    dict_dtypes[col] = np.int64

for col in LABEL_COLUMNS:
    dict_dtypes[col] = np.float32
train_dataset = nvt.Dataset([os.path.join(INPUT_DATA_DIR, "train.parquet")])
valid_dataset = nvt.Dataset([os.path.join(INPUT_DATA_DIR, "valid.parquet")])

Now that we have our datasets, we’ll apply our Workflow to them and save the results out to parquet files for fast reading at train time. Similar to the scikit learn API, we collect the statistics of our train dataset with .fit.

CPU times: user 1.07 s, sys: 765 ms, total: 1.83 s
Wall time: 1.99 s
<nvtabular.workflow.workflow.Workflow at 0x7f562121e730>

We clear our output directories.

# Make sure we have a clean output path
if path.exists(os.path.join(INPUT_DATA_DIR, "train")):
    shutil.rmtree(os.path.join(INPUT_DATA_DIR, "train"))
if path.exists(os.path.join(INPUT_DATA_DIR, "valid")):
    shutil.rmtree(os.path.join(INPUT_DATA_DIR, "valid"))

We transform our workflow with .transform. We are going to add 'userId', 'movieId', 'genres' columns to _metadata.json, because this json file will be needed for HugeCTR training to obtain the required information from all the rows in each parquet file.

# Add "write_hugectr_keyset=True" to "to_parquet" if using this ETL Notebook for training with HugeCTR
    output_path=os.path.join(INPUT_DATA_DIR, "train"),
    cats=["userId", "movieId", "genres"],
CPU times: user 1 µs, sys: 1e+03 ns, total: 2 µs
Wall time: 6.91 µs
# Add "write_hugectr_keyset=True" to "to_parquet" if using this ETL Notebook for training with HugeCTR
    output_path=os.path.join(INPUT_DATA_DIR, "valid"),
    cats=["userId", "movieId", "genres"],
CPU times: user 2 µs, sys: 2 µs, total: 4 µs
Wall time: 7.87 µs

We can take a look in the output dir.

In the next notebooks, we will train a deep learning model. Our training pipeline requires information about the data schema to define the neural network architecture. We will save the NVTabular workflow to disk so that we can restore it in the next notebooks.
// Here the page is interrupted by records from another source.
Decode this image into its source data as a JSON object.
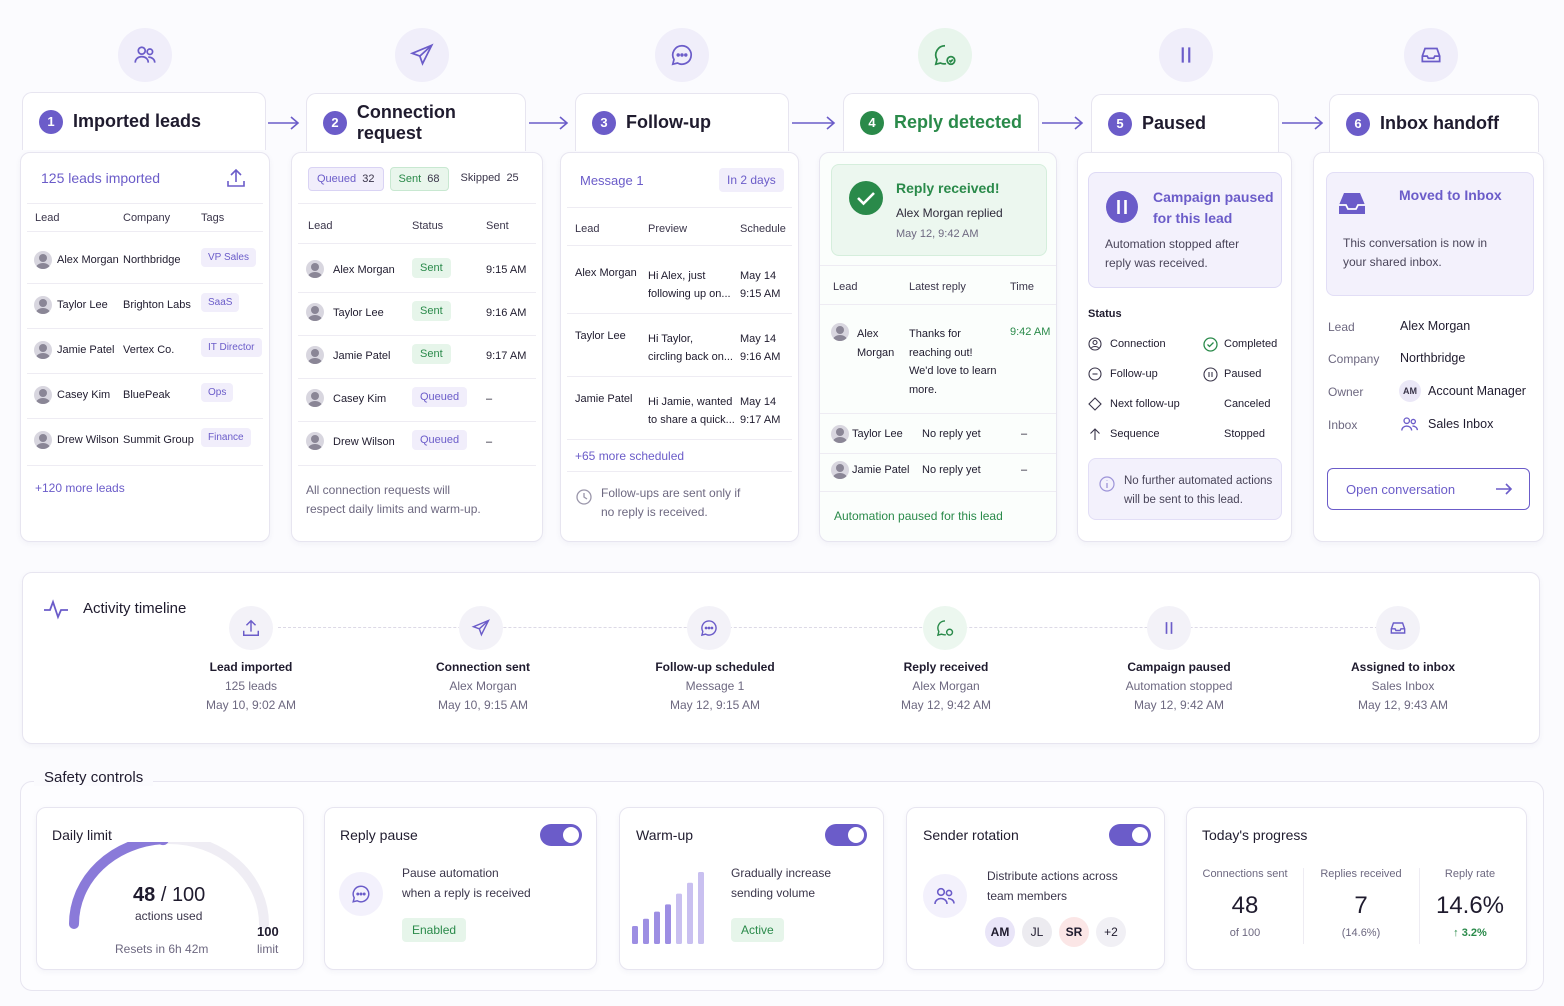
{
  "stages": [
    {
      "num": "1",
      "title": "Imported leads"
    },
    {
      "num": "2",
      "title": "Connection request"
    },
    {
      "num": "3",
      "title": "Follow-up"
    },
    {
      "num": "4",
      "title": "Reply detected"
    },
    {
      "num": "5",
      "title": "Paused"
    },
    {
      "num": "6",
      "title": "Inbox handoff"
    }
  ],
  "imported": {
    "summary": "125 leads imported",
    "headers": [
      "Lead",
      "Company",
      "Tags"
    ],
    "rows": [
      {
        "lead": "Alex Morgan",
        "company": "Northbridge",
        "tag": "VP Sales"
      },
      {
        "lead": "Taylor Lee",
        "company": "Brighton Labs",
        "tag": "SaaS"
      },
      {
        "lead": "Jamie Patel",
        "company": "Vertex Co.",
        "tag": "IT Director"
      },
      {
        "lead": "Casey Kim",
        "company": "BluePeak",
        "tag": "Ops"
      },
      {
        "lead": "Drew Wilson",
        "company": "Summit Group",
        "tag": "Finance"
      }
    ],
    "more": "+120 more leads"
  },
  "connection": {
    "filters": [
      {
        "label": "Queued",
        "count": "32"
      },
      {
        "label": "Sent",
        "count": "68"
      },
      {
        "label": "Skipped",
        "count": "25"
      }
    ],
    "headers": [
      "Lead",
      "Status",
      "Sent"
    ],
    "rows": [
      {
        "lead": "Alex Morgan",
        "status": "Sent",
        "time": "9:15 AM"
      },
      {
        "lead": "Taylor Lee",
        "status": "Sent",
        "time": "9:16 AM"
      },
      {
        "lead": "Jamie Patel",
        "status": "Sent",
        "time": "9:17 AM"
      },
      {
        "lead": "Casey Kim",
        "status": "Queued",
        "time": "–"
      },
      {
        "lead": "Drew Wilson",
        "status": "Queued",
        "time": "–"
      }
    ],
    "note_line1": "All connection requests will",
    "note_line2": "respect daily limits and warm-up."
  },
  "followup": {
    "message": "Message 1",
    "delay": "In 2 days",
    "headers": [
      "Lead",
      "Preview",
      "Schedule"
    ],
    "rows": [
      {
        "lead": "Alex Morgan",
        "preview1": "Hi Alex, just",
        "preview2": "following up on...",
        "date": "May 14",
        "time": "9:15 AM"
      },
      {
        "lead": "Taylor Lee",
        "preview1": "Hi Taylor,",
        "preview2": "circling back on...",
        "date": "May 14",
        "time": "9:16 AM"
      },
      {
        "lead": "Jamie Patel",
        "preview1": "Hi Jamie, wanted",
        "preview2": "to share a quick...",
        "date": "May 14",
        "time": "9:17 AM"
      }
    ],
    "more": "+65 more scheduled",
    "note_line1": "Follow-ups are sent only if",
    "note_line2": "no reply is received."
  },
  "reply": {
    "title": "Reply received!",
    "by": "Alex Morgan replied",
    "when": "May 12, 9:42 AM",
    "headers": [
      "Lead",
      "Latest reply",
      "Time"
    ],
    "main_lead1": "Alex",
    "main_lead2": "Morgan",
    "main_reply": [
      "Thanks for",
      "reaching out!",
      "We'd love to learn",
      "more."
    ],
    "main_time": "9:42 AM",
    "rows": [
      {
        "lead": "Taylor Lee",
        "reply": "No reply yet",
        "time": "–"
      },
      {
        "lead": "Jamie Patel",
        "reply": "No reply yet",
        "time": "–"
      }
    ],
    "footer": "Automation paused for this lead"
  },
  "paused": {
    "title1": "Campaign paused",
    "title2": "for this lead",
    "desc1": "Automation stopped after",
    "desc2": "reply was received.",
    "status_label": "Status",
    "status": [
      {
        "name": "Connection",
        "value": "Completed"
      },
      {
        "name": "Follow-up",
        "value": "Paused"
      },
      {
        "name": "Next follow-up",
        "value": "Canceled"
      },
      {
        "name": "Sequence",
        "value": "Stopped"
      }
    ],
    "info1": "No further automated actions",
    "info2": "will be sent to this lead."
  },
  "inbox": {
    "title": "Moved to Inbox",
    "desc1": "This conversation is now in",
    "desc2": "your shared inbox.",
    "fields": [
      {
        "label": "Lead",
        "value": "Alex Morgan"
      },
      {
        "label": "Company",
        "value": "Northbridge"
      },
      {
        "label": "Owner",
        "value": "Account Manager",
        "badge": "AM"
      },
      {
        "label": "Inbox",
        "value": "Sales Inbox"
      }
    ],
    "button": "Open conversation"
  },
  "timeline": {
    "title": "Activity timeline",
    "events": [
      {
        "title": "Lead imported",
        "sub": "125 leads",
        "time": "May 10, 9:02 AM"
      },
      {
        "title": "Connection sent",
        "sub": "Alex Morgan",
        "time": "May 10, 9:15 AM"
      },
      {
        "title": "Follow-up scheduled",
        "sub": "Message 1",
        "time": "May 12, 9:15 AM"
      },
      {
        "title": "Reply received",
        "sub": "Alex Morgan",
        "time": "May 12, 9:42 AM"
      },
      {
        "title": "Campaign paused",
        "sub": "Automation stopped",
        "time": "May 12, 9:42 AM"
      },
      {
        "title": "Assigned to inbox",
        "sub": "Sales Inbox",
        "time": "May 12, 9:43 AM"
      }
    ]
  },
  "safety": {
    "title": "Safety controls",
    "daily": {
      "title": "Daily limit",
      "used": "48",
      "sep": "/",
      "limit": "100",
      "unit": "actions used",
      "reset": "Resets in 6h 42m",
      "limit_label_num": "100",
      "limit_label": "limit",
      "fraction": 0.48
    },
    "reply_pause": {
      "title": "Reply pause",
      "desc1": "Pause automation",
      "desc2": "when a reply is received",
      "status": "Enabled"
    },
    "warmup": {
      "title": "Warm-up",
      "desc1": "Gradually increase",
      "desc2": "sending volume",
      "status": "Active",
      "bars": [
        0.25,
        0.35,
        0.45,
        0.55,
        0.7,
        0.85,
        1.0
      ]
    },
    "rotation": {
      "title": "Sender rotation",
      "desc1": "Distribute actions across",
      "desc2": "team members",
      "members": [
        "AM",
        "JL",
        "SR",
        "+2"
      ]
    },
    "progress": {
      "title": "Today's progress",
      "stats": [
        {
          "label": "Connections sent",
          "value": "48",
          "sub": "of 100"
        },
        {
          "label": "Replies received",
          "value": "7",
          "sub": "(14.6%)"
        },
        {
          "label": "Reply rate",
          "value": "14.6%",
          "sub": "↑ 3.2%"
        }
      ]
    }
  },
  "colors": {
    "accent": "#6b5cc9",
    "success": "#2a8a4a"
  }
}
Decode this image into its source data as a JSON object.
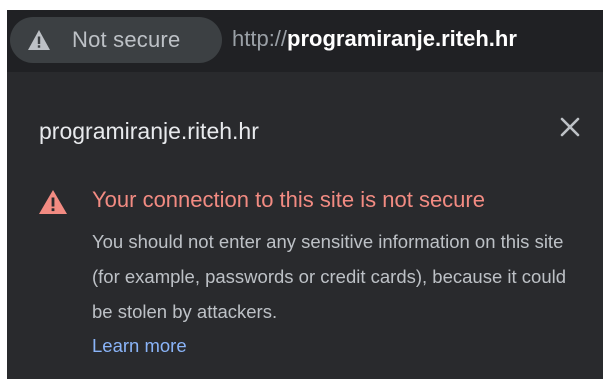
{
  "omnibox": {
    "security_chip_label": "Not secure",
    "url_scheme": "http://",
    "url_host": "programiranje.riteh.hr",
    "chip_icon": "warning-triangle-icon"
  },
  "popup": {
    "site_title": "programiranje.riteh.hr",
    "close_icon": "close-icon",
    "warning_icon": "warning-triangle-icon",
    "warning_title": "Your connection to this site is not secure",
    "warning_body": "You should not enter any sensitive information on this site (for example, passwords or credit cards), because it could be stolen by attackers.",
    "learn_more_label": "Learn more"
  },
  "colors": {
    "background": "#202124",
    "popup_background": "#292a2d",
    "warning_red": "#f28b82",
    "link_blue": "#8ab4f8"
  }
}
workflow.save(os.path.join(INPUT_DATA_DIR, "workflow"))

Checking the pre-processing outputs

We can take a look on the data.

import glob

TRAIN_PATHS = sorted(glob.glob(os.path.join(INPUT_DATA_DIR, "train", "*.parquet")))
VALID_PATHS = sorted(glob.glob(os.path.join(INPUT_DATA_DIR, "valid", "*.parquet")))

We can see, that genres are a list of Integers

df = df_lib.read_parquet(TRAIN_PATHS[0])
userId movieId genres rating
0 30985 337 [3, 8, 11, 4] 1.0
1 16954 1966 [1, 6] 0.0
2 8415 1738 [2] 0.0
3 43640 6 [3, 5, 7] 0.0
4 9430 633 [3, 5, 9, 12] 1.0